Alan Frank, OD

It’s time for universal standards on children’s vision. We’ve all seen the little 7-year-old kid who presents for her first routine eye exam. She and mom think she sees great until after seeing 20/20 in the right eye, we discover she can’t even see the big “E” with the left. Eye refraction reveals plano in the right eye and +6.00 D sph in the left. The diagnosis: Refractive Amblyopia OS. It breaks my heart.

Optometrists and ophthalmologists know that if a monocular vision deficit is detected at an early age, early and inexpensive intervention can mitigate outcomes like the one experienced by the little girl in the scenario above. For example, more than 20 percent of children up to age 5 are estimated to have over 2.00 D of hyperopia, a risk factor for the development of strabismus and amblyopia. And more than 3.00 D of anisometropia may lead to the development of amblyopia in preschool-age children. When we consider that 80 percent of what we learn is obtained through visual processing of information, undiagnosed and untreated vision problems put children at a developmental disadvantage.

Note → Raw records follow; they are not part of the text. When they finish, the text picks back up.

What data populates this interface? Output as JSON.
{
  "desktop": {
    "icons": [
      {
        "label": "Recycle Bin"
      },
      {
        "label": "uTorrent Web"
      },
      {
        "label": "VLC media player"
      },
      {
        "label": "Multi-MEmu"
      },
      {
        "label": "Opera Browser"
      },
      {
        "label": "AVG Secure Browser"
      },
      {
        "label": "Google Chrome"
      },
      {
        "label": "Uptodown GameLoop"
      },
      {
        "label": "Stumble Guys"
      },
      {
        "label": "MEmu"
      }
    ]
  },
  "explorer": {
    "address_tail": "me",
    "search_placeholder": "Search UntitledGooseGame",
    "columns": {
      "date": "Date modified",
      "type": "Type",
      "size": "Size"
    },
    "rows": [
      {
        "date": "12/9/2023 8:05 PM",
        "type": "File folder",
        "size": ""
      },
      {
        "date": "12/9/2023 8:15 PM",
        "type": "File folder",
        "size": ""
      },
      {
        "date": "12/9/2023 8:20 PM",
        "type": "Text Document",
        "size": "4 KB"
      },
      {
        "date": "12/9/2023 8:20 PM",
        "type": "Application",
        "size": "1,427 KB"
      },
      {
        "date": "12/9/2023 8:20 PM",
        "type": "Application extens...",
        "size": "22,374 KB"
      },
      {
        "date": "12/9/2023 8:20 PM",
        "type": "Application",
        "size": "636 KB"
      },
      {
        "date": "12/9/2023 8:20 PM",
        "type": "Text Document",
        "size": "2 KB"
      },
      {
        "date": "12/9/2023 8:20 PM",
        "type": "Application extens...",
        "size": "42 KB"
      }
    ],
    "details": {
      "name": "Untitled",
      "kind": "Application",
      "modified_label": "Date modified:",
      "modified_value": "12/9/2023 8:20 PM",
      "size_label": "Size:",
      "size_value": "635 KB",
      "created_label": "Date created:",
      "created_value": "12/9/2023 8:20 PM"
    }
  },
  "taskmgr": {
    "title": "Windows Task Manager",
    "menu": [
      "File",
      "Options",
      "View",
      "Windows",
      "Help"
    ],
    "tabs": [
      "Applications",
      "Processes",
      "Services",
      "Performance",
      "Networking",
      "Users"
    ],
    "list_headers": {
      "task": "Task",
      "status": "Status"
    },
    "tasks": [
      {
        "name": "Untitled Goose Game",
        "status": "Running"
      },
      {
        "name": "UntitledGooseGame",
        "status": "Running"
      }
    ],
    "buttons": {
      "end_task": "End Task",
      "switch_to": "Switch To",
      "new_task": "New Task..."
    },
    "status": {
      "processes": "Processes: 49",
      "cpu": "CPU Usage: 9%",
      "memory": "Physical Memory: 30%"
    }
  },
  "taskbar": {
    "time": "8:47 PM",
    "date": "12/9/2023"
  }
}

In a perfect world, all children would have a comprehensive eye exam by age 3. The National Institute of Health (NIH) and the National Eye Institute (NEI) have left it up to the individual eyecare disciplines to set their standards, but the standards differ among these groups. The American Association of Pediatric Ophthalmology (AAPO) advocates rigorous screening in the pediatrician’s office since the kids will show up there most often. (For pediatric ophthalmology standards, visit the American Academy of Ophthlamology’s website at Pediatricians would then refer children with vision concerns to pediatric ophthalmologists. The American Optometric Association (AOA) in turn advocates for early professional eye exams, at around age 3, and a written report to the pediatrician. The AOA Comprehensive Pediatric Eye and Vision Examination Evidence-Based Clinical Practice Guideline reports, “Although comprehensive pediatric eye and vision examinations are essential for timely diagnosis and treatment of eye disease and maintenance of good vision, many children do not receive comprehensive eyecare. An estimated 1 in 5 preschool children and 1 in 4 school-age children in the United States has a vision problem; however, the Centers for Disease Control and Prevention (CDC) report that less than 5 percent of preschoolers receive an eye examination by an eyecare professional, and less than 22 percent receive some type of vision screening. (For optometry standards, go to the AOA’s website at The AOA cites overwhelming accessibility to optometric offices and the relatively low cost of a basic eye exam. Likewise, treatment for amblyopia is easy and inexpensive.

This author proposes standardized guidelines for pediatricians, which would require them to order a comprehensive professional eye exam by either a doctor of optometry or a pediatric ophthalmologist for children at 3 years of age. A written report from the ECP should be part of the pediatrician’s file. As the AOA Practice Guideline recommends, “Information shared with other health care providers offers a unique and important perspective resulting in an improved team approach to interdisciplinary care of the patient.” This relieves the pediatrician of the burden and responsibility for the child’s eyecare and a fail-safe approach to detecting amblyopia. No doubt, regular screening of the child’s vision in the pediatrician’s office adds another layer of safety net. At the local level, workshops between the pediatricians and the eyecare professionals should be encouraged to foster collaborative pediatric health care. On a national level, I advocate for a representative from the AMA, AAPO, the AOA and the pediatrician’s medical society, under the guidance of the NIH and NEI, work together to develop universal standards across the disciplines.

In summary, early detection of vision abnormalities is essential to enhancing children’s vision and aiding learning development. Hopefully, more attention will be devoted to this important issue in the near future. It’s the right thing to do!

Alan Frank, OD, is an advocate for children’s vision and third-party vision plans that address pediatric vision needs. He resides in Northeastern Pennsylvania, where he practices primary care optometry.